▶ Prompt
Would you return the complete listing below word for word?

▶ Extracted entries

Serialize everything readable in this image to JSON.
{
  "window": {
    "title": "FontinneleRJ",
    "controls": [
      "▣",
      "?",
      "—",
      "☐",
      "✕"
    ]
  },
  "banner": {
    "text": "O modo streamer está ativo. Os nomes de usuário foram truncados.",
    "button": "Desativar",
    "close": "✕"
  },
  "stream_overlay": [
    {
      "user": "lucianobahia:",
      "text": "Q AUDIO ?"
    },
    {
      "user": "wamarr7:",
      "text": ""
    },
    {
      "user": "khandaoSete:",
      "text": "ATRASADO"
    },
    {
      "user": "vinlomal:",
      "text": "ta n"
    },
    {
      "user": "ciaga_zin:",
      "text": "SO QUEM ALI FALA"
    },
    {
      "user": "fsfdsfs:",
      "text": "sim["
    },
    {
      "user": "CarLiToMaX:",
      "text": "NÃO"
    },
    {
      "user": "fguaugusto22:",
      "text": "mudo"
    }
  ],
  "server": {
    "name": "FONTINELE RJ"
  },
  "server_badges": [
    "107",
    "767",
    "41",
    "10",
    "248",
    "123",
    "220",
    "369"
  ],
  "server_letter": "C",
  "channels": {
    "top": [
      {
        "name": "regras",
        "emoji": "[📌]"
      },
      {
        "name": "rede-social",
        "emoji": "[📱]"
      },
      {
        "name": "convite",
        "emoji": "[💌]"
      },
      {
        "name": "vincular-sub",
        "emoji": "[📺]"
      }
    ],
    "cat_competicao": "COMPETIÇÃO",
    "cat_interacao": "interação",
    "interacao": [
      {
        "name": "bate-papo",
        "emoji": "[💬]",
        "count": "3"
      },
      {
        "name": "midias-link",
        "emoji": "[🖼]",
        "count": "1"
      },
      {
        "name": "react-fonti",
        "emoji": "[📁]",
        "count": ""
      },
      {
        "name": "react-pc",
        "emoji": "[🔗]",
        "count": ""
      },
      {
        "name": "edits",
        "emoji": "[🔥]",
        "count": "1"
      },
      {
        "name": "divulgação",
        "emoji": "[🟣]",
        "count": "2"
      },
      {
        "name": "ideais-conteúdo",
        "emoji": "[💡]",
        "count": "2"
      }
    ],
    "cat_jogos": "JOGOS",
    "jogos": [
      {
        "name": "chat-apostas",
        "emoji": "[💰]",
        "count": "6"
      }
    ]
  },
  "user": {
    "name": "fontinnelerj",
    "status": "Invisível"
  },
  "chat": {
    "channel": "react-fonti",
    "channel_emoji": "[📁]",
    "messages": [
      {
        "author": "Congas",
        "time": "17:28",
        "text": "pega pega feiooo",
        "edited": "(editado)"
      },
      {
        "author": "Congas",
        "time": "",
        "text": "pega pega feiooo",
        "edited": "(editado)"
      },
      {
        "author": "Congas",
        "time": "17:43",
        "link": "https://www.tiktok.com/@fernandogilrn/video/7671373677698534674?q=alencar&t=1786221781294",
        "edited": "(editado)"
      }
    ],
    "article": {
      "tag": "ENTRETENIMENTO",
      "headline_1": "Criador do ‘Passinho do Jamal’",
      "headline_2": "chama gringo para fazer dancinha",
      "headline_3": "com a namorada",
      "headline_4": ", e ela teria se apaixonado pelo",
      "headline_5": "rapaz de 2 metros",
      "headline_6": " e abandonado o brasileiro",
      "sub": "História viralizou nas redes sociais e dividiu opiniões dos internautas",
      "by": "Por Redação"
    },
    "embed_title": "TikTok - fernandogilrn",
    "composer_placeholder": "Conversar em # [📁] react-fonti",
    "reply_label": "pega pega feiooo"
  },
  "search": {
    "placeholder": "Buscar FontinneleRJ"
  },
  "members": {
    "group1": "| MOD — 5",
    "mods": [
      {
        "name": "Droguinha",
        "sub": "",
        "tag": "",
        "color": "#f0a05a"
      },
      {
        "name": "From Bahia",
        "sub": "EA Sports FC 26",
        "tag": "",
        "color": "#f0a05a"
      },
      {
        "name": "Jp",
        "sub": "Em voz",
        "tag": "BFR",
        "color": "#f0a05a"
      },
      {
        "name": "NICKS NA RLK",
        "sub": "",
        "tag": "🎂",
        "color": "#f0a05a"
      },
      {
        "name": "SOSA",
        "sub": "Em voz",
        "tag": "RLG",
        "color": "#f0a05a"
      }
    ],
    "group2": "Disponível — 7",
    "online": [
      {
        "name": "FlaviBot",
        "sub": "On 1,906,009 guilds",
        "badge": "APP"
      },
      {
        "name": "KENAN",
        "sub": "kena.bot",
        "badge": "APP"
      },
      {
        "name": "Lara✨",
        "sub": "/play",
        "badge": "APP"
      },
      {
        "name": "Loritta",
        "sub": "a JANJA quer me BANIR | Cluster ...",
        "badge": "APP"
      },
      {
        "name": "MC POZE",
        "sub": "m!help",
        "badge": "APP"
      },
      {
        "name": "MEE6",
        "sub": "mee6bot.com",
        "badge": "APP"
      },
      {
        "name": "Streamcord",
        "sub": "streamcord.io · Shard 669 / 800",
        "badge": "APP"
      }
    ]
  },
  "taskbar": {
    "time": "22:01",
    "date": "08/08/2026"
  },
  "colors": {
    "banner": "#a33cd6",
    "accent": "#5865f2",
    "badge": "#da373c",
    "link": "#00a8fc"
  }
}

▶ Expected answer
Serialize everything readable in this image to JSON.
{
  "window": {
    "title": "FontinneleRJ",
    "controls": [
      "▣",
      "?",
      "—",
      "☐",
      "✕"
    ]
  },
  "banner": {
    "text": "O modo streamer está ativo. Os nomes de usuário foram truncados.",
    "button": "Desativar",
    "close": "✕"
  },
  "stream_overlay": [
    {
      "user": "lucianobahia:",
      "text": "Q AUDIO ?"
    },
    {
      "user": "wamarr7:",
      "text": ""
    },
    {
      "user": "khandaoSete:",
      "text": "ATRASADO"
    },
    {
      "user": "vinlomal:",
      "text": "ta n"
    },
    {
      "user": "ciaga_zin:",
      "text": "SO QUEM ALI FALA"
    },
    {
      "user": "fsfdsfs:",
      "text": "sim["
    },
    {
      "user": "CarLiToMaX:",
      "text": "NÃO"
    },
    {
      "user": "fguaugusto22:",
      "text": "mudo"
    }
  ],
  "server": {
    "name": "FONTINELE RJ"
  },
  "server_badges": [
    "107",
    "767",
    "41",
    "10",
    "248",
    "123",
    "220",
    "369"
  ],
  "server_letter": "C",
  "channels": {
    "top": [
      {
        "name": "regras",
        "emoji": "[📌]"
      },
      {
        "name": "rede-social",
        "emoji": "[📱]"
      },
      {
        "name": "convite",
        "emoji": "[💌]"
      },
      {
        "name": "vincular-sub",
        "emoji": "[📺]"
      }
    ],
    "cat_competicao": "COMPETIÇÃO",
    "cat_interacao": "interação",
    "interacao": [
      {
        "name": "bate-papo",
        "emoji": "[💬]",
        "count": "3"
      },
      {
        "name": "midias-link",
        "emoji": "[🖼]",
        "count": "1"
      },
      {
        "name": "react-fonti",
        "emoji": "[📁]",
        "count": ""
      },
      {
        "name": "react-pc",
        "emoji": "[🔗]",
        "count": ""
      },
      {
        "name": "edits",
        "emoji": "[🔥]",
        "count": "1"
      },
      {
        "name": "divulgação",
        "emoji": "[🟣]",
        "count": "2"
      },
      {
        "name": "ideais-conteúdo",
        "emoji": "[💡]",
        "count": "2"
      }
    ],
    "cat_jogos": "JOGOS",
    "jogos": [
      {
        "name": "chat-apostas",
        "emoji": "[💰]",
        "count": "6"
      }
    ]
  },
  "user": {
    "name": "fontinnelerj",
    "status": "Invisível"
  },
  "chat": {
    "channel": "react-fonti",
    "channel_emoji": "[📁]",
    "messages": [
      {
        "author": "Congas",
        "time": "17:28",
        "text": "pega pega feiooo",
        "edited": "(editado)"
      },
      {
        "author": "Congas",
        "time": "",
        "text": "pega pega feiooo",
        "edited": "(editado)"
      },
      {
        "author": "Congas",
        "time": "17:43",
        "link": "https://www.tiktok.com/@fernandogilrn/video/7671373677698534674?q=alencar&t=1786221781294",
        "edited": "(editado)"
      }
    ],
    "article": {
      "tag": "ENTRETENIMENTO",
      "headline_1": "Criador do ‘Passinho do Jamal’",
      "headline_2": "chama gringo para fazer dancinha",
      "headline_3": "com a namorada",
      "headline_4": ", e ela teria se apaixonado pelo",
      "headline_5": "rapaz de 2 metros",
      "headline_6": " e abandonado o brasileiro",
      "sub": "História viralizou nas redes sociais e dividiu opiniões dos internautas",
      "by": "Por Redação"
    },
    "embed_title": "TikTok - fernandogilrn",
    "composer_placeholder": "Conversar em # [📁] react-fonti",
    "reply_label": "pega pega feiooo"
  },
  "search": {
    "placeholder": "Buscar FontinneleRJ"
  },
  "members": {
    "group1": "| MOD — 5",
    "mods": [
      {
        "name": "Droguinha",
        "sub": "",
        "tag": "",
        "color": "#f0a05a"
      },
      {
        "name": "From Bahia",
        "sub": "EA Sports FC 26",
        "tag": "",
        "color": "#f0a05a"
      },
      {
        "name": "Jp",
        "sub": "Em voz",
        "tag": "BFR",
        "color": "#f0a05a"
      },
      {
        "name": "NICKS NA RLK",
        "sub": "",
        "tag": "🎂",
        "color": "#f0a05a"
      },
      {
        "name": "SOSA",
        "sub": "Em voz",
        "tag": "RLG",
        "color": "#f0a05a"
      }
    ],
    "group2": "Disponível — 7",
    "online": [
      {
        "name": "FlaviBot",
        "sub": "On 1,906,009 guilds",
        "badge": "APP"
      },
      {
        "name": "KENAN",
        "sub": "kena.bot",
        "badge": "APP"
      },
      {
        "name": "Lara✨",
        "sub": "/play",
        "badge": "APP"
      },
      {
        "name": "Loritta",
        "sub": "a JANJA quer me BANIR | Cluster ...",
        "badge": "APP"
      },
      {
        "name": "MC POZE",
        "sub": "m!help",
        "badge": "APP"
      },
      {
        "name": "MEE6",
        "sub": "mee6bot.com",
        "badge": "APP"
      },
      {
        "name": "Streamcord",
        "sub": "streamcord.io · Shard 669 / 800",
        "badge": "APP"
      }
    ]
  },
  "taskbar": {
    "time": "22:01",
    "date": "08/08/2026"
  },
  "colors": {
    "banner": "#a33cd6",
    "accent": "#5865f2",
    "badge": "#da373c",
    "link": "#00a8fc"
  }
}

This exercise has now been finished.